Question 3: I am an Asian guy from London. I met this Thai girl from a website that's very popular amongst students here in the UK. We met, went out on a couple of dates and liked each other and she says that she loves me. This girl is in London to study English. She can speak a fair amount of English. She never tells me about her educational qualifications and stuff, and she always laughs and says "M 6" and then diverts the topic. I feel that she is a good girl. She is 25 and says she is a virgin; in fact she doesn't want sex until marriage. I respect her but at the same time I am in a confused state of mind. Can a 25 year old be still a virgin? I don't think so. Her sister is sponsoring her, and she is a geologist in Indonesia, married to a Thai guy. She sends her money every time she needs it. I feel that everything is normal and she is a nice and good girl, but if you would comment upon this it would make me feel better as I've read and seen lots of stuff happening out there in Thailand, though I am not a Farang by looks but was born in Farangland…so may be I might also fall in a trap of some kind. Please advise!

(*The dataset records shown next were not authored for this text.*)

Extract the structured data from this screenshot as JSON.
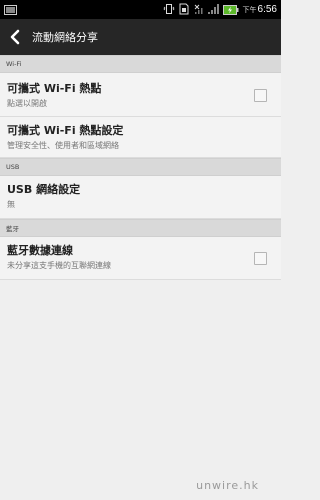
{
  "status_bar": {
    "ampm": "下午",
    "time": "6:56",
    "icons": [
      "gallery-icon",
      "vibrate-icon",
      "sim-icon",
      "signal-off-icon",
      "signal-bars-icon",
      "battery-charging-icon"
    ]
  },
  "action_bar": {
    "title": "流動網絡分享",
    "back_icon": "chevron-left-icon"
  },
  "sections": {
    "wifi": {
      "header": "Wi-Fi",
      "items": [
        {
          "title": "可攜式 Wi-Fi 熱點",
          "subtitle": "點選以開啟",
          "control": "checkbox",
          "checked": false
        },
        {
          "title": "可攜式 Wi-Fi 熱點設定",
          "subtitle": "管理安全性、使用者和區域網絡"
        }
      ]
    },
    "usb": {
      "header": "USB",
      "items": [
        {
          "title": "USB 網絡設定",
          "subtitle": "無"
        }
      ]
    },
    "bluetooth": {
      "header": "藍牙",
      "items": [
        {
          "title": "藍牙數據連線",
          "subtitle": "未分享這支手機的互聯網連線",
          "control": "checkbox",
          "checked": false
        }
      ]
    }
  },
  "watermark": "unwire.hk",
  "colors": {
    "status_bar_bg": "#000000",
    "action_bar_bg": "#262626",
    "section_header_bg": "#d9d9d9",
    "list_bg": "#f3f3f3",
    "page_bg": "#efefef"
  }
}
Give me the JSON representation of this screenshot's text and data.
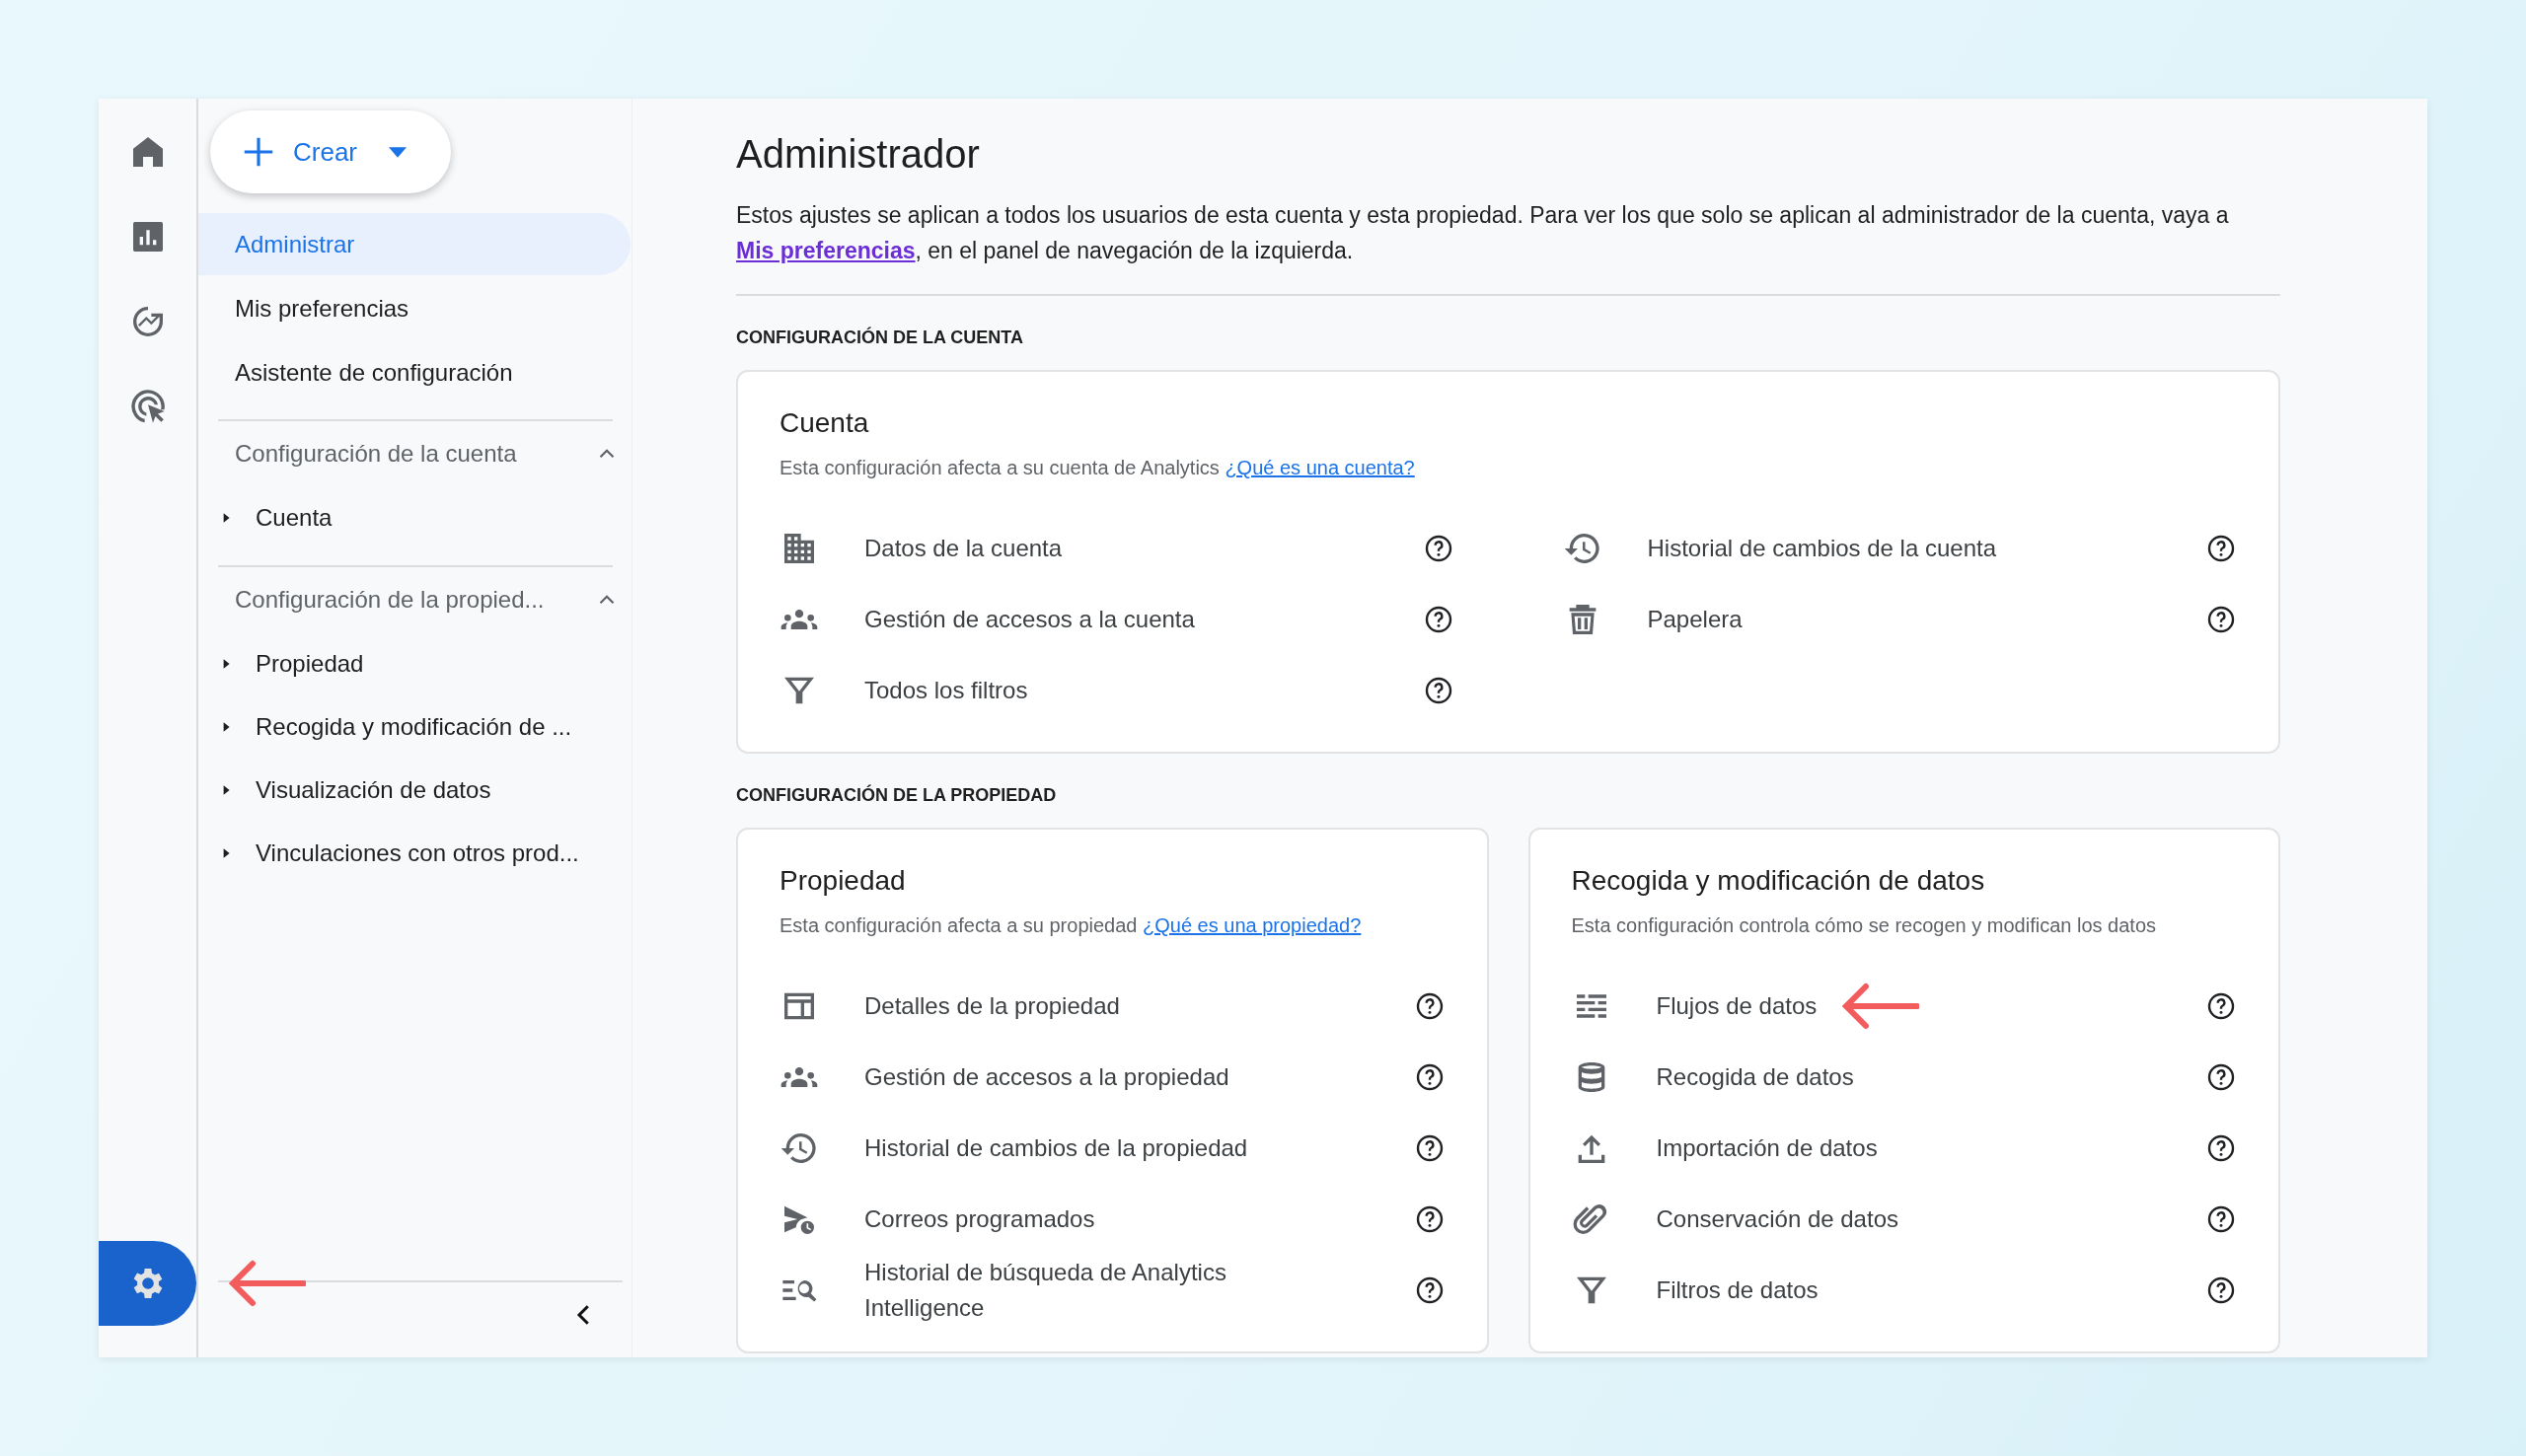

Mrs. Stick says: You should not be surprised that this girl is preserving her virginity until marriage. Thailand is changing and many women are not virgins on their wedding night, but there still are quite a number who are. I have friends, both in Bangkok and in Korat, who are waiting until their wedding night. Let me tell you that there are many women aged much more than 25 who remain a virgin. You do have to be careful with this woman because she might give herself to you before marriage, but if she does then she absolutely expects you to marry her and if you don't, his would become a very major issue for her.
Mr. Stick says: I don't want to take over the Mrs.' part of the column but to me this smells. Her sister is a geologist in Indonesia and is sponsoring her? Hmmm…. Now forgive me for saying this, but London is damned expensive. I imagine that with her accommodation, her costs, food and other expenses that she would not be able to get by on less than £1,000 per month and frankly, I just cannot see her supporting her sister to that level. OK, I am ever the cynic, but one has to be practical. We're talking A LOT of money here!
You might have noticed that I do no allow profanity on this site, notwithstanding that a lot of the material on here deals with what might be more interesting to adults, than kids. There are a number of reasons for this. First of all, a talented writer can make their point easily without the use of profanity. Secondly, the advertisers do not like to see overly and unnecessarily coarse language and thirdly, search engines do not favour websites that carry excessive amounts of profanity. I do not wish to be a prude, but there are reasons why you will see the "f word" spelt "fxxx"!
Your Bangkok commentator,